Required work: Your answer must contain each line of the data, copied exactly.

Data to use:
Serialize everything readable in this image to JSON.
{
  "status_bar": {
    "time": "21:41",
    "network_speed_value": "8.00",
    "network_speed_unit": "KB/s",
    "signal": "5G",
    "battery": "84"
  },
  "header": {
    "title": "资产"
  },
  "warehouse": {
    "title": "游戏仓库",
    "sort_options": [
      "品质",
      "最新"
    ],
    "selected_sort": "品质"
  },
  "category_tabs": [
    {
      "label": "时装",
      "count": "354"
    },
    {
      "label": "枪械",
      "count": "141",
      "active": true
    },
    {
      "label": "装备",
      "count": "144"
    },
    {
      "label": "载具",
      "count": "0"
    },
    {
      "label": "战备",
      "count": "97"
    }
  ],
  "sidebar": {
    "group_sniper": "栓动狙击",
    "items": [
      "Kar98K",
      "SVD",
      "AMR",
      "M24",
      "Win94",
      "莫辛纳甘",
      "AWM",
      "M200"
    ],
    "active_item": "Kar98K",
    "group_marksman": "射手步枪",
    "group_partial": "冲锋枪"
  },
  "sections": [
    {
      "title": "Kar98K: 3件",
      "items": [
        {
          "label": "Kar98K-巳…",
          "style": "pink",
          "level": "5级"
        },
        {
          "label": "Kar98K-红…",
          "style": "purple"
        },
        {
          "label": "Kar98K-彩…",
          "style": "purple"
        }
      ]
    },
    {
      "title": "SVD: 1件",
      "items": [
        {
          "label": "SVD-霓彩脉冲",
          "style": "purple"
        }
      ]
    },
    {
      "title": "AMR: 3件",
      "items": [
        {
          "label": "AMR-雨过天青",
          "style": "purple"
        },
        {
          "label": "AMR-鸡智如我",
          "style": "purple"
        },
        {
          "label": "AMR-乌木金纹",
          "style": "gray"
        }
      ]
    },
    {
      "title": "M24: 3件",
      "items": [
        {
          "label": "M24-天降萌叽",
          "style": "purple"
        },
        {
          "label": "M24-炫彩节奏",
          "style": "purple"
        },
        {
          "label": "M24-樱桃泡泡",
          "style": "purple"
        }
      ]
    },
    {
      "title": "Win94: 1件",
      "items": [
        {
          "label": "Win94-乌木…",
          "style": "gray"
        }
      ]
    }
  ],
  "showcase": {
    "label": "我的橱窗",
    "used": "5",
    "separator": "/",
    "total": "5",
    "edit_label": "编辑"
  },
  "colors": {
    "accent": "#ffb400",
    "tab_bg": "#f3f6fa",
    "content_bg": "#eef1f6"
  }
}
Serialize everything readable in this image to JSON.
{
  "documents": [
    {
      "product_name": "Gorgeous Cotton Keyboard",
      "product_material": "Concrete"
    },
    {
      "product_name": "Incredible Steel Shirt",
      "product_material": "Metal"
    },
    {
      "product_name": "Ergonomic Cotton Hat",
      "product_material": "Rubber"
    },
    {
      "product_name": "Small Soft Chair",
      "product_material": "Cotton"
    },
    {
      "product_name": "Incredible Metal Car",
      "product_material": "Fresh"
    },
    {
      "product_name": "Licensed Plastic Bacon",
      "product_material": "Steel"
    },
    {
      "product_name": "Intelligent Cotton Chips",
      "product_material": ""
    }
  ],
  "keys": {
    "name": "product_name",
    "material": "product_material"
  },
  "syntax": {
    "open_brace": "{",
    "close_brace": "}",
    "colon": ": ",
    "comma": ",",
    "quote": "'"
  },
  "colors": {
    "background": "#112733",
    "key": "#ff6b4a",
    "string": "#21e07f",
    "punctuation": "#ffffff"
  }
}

Solution to this problem:
Serialize everything readable in this image to JSON.
{
  "status_bar": {
    "time": "21:41",
    "network_speed_value": "8.00",
    "network_speed_unit": "KB/s",
    "signal": "5G",
    "battery": "84"
  },
  "header": {
    "title": "资产"
  },
  "warehouse": {
    "title": "游戏仓库",
    "sort_options": [
      "品质",
      "最新"
    ],
    "selected_sort": "品质"
  },
  "category_tabs": [
    {
      "label": "时装",
      "count": "354"
    },
    {
      "label": "枪械",
      "count": "141",
      "active": true
    },
    {
      "label": "装备",
      "count": "144"
    },
    {
      "label": "载具",
      "count": "0"
    },
    {
      "label": "战备",
      "count": "97"
    }
  ],
  "sidebar": {
    "group_sniper": "栓动狙击",
    "items": [
      "Kar98K",
      "SVD",
      "AMR",
      "M24",
      "Win94",
      "莫辛纳甘",
      "AWM",
      "M200"
    ],
    "active_item": "Kar98K",
    "group_marksman": "射手步枪",
    "group_partial": "冲锋枪"
  },
  "sections": [
    {
      "title": "Kar98K: 3件",
      "items": [
        {
          "label": "Kar98K-巳…",
          "style": "pink",
          "level": "5级"
        },
        {
          "label": "Kar98K-红…",
          "style": "purple"
        },
        {
          "label": "Kar98K-彩…",
          "style": "purple"
        }
      ]
    },
    {
      "title": "SVD: 1件",
      "items": [
        {
          "label": "SVD-霓彩脉冲",
          "style": "purple"
        }
      ]
    },
    {
      "title": "AMR: 3件",
      "items": [
        {
          "label": "AMR-雨过天青",
          "style": "purple"
        },
        {
          "label": "AMR-鸡智如我",
          "style": "purple"
        },
        {
          "label": "AMR-乌木金纹",
          "style": "gray"
        }
      ]
    },
    {
      "title": "M24: 3件",
      "items": [
        {
          "label": "M24-天降萌叽",
          "style": "purple"
        },
        {
          "label": "M24-炫彩节奏",
          "style": "purple"
        },
        {
          "label": "M24-樱桃泡泡",
          "style": "purple"
        }
      ]
    },
    {
      "title": "Win94: 1件",
      "items": [
        {
          "label": "Win94-乌木…",
          "style": "gray"
        }
      ]
    }
  ],
  "showcase": {
    "label": "我的橱窗",
    "used": "5",
    "separator": "/",
    "total": "5",
    "edit_label": "编辑"
  },
  "colors": {
    "accent": "#ffb400",
    "tab_bg": "#f3f6fa",
    "content_bg": "#eef1f6"
  }
}
Serialize everything readable in this image to JSON.
{
  "documents": [
    {
      "product_name": "Gorgeous Cotton Keyboard",
      "product_material": "Concrete"
    },
    {
      "product_name": "Incredible Steel Shirt",
      "product_material": "Metal"
    },
    {
      "product_name": "Ergonomic Cotton Hat",
      "product_material": "Rubber"
    },
    {
      "product_name": "Small Soft Chair",
      "product_material": "Cotton"
    },
    {
      "product_name": "Incredible Metal Car",
      "product_material": "Fresh"
    },
    {
      "product_name": "Licensed Plastic Bacon",
      "product_material": "Steel"
    },
    {
      "product_name": "Intelligent Cotton Chips",
      "product_material": ""
    }
  ],
  "keys": {
    "name": "product_name",
    "material": "product_material"
  },
  "syntax": {
    "open_brace": "{",
    "close_brace": "}",
    "colon": ": ",
    "comma": ",",
    "quote": "'"
  },
  "colors": {
    "background": "#112733",
    "key": "#ff6b4a",
    "string": "#21e07f",
    "punctuation": "#ffffff"
  }
}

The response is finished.